◆ **Exercise details**: If a line in the following entries contains the string "icon", it counts toward the total; report only that total.

----- Material provided

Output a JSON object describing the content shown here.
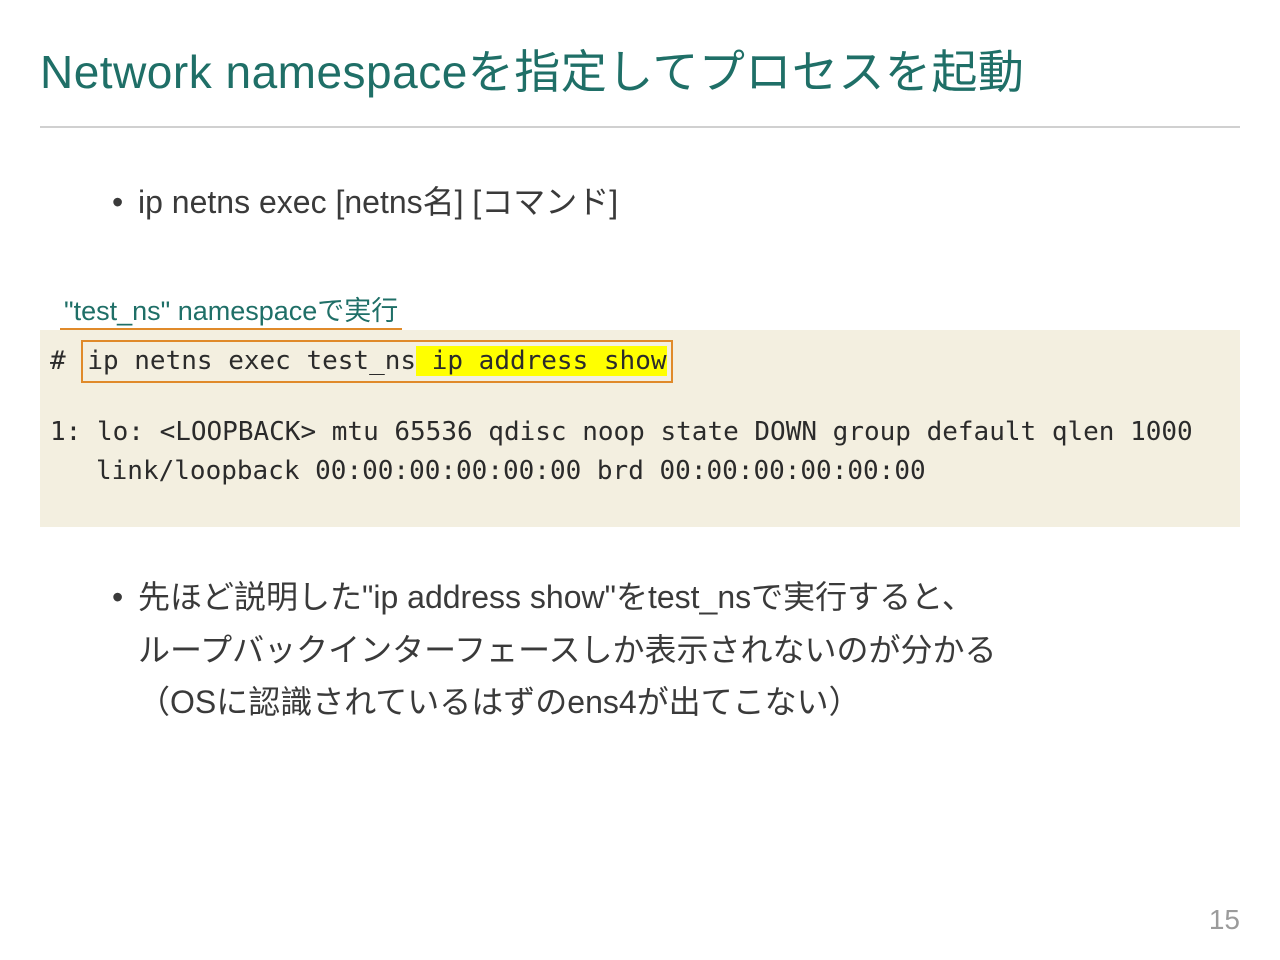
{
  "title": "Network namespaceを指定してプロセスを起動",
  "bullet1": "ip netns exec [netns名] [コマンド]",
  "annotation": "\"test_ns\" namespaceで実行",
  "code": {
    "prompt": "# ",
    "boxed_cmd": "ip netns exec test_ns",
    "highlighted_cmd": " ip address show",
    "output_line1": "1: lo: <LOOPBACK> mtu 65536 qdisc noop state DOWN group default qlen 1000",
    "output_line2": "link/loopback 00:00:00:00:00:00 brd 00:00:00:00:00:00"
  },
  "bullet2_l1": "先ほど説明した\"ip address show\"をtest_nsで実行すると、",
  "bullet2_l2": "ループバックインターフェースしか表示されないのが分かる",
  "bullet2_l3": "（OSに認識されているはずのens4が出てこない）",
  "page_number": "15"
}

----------
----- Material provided

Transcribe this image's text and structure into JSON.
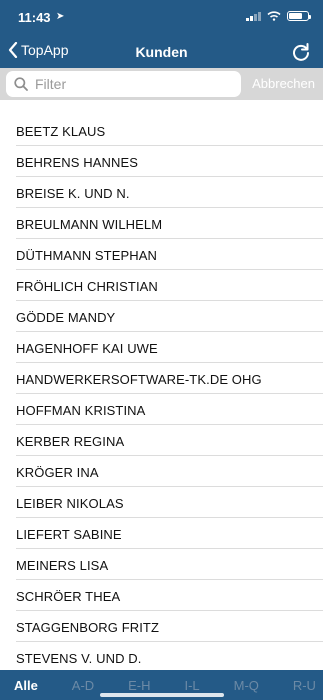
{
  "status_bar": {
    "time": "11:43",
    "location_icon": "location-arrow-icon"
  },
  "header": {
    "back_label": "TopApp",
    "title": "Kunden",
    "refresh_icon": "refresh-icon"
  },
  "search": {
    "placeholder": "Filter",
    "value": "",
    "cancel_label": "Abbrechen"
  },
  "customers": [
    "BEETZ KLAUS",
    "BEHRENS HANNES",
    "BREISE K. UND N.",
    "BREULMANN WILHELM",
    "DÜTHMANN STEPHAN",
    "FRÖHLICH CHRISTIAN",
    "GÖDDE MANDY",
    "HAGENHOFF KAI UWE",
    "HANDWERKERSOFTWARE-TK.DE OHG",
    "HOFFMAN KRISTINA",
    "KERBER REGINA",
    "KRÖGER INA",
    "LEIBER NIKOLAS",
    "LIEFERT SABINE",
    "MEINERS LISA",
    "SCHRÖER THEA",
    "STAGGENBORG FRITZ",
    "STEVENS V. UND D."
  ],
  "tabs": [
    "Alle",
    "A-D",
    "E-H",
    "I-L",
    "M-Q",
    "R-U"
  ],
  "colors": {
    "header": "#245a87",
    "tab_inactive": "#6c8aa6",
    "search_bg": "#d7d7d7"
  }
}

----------

◆ **Written answer**: 2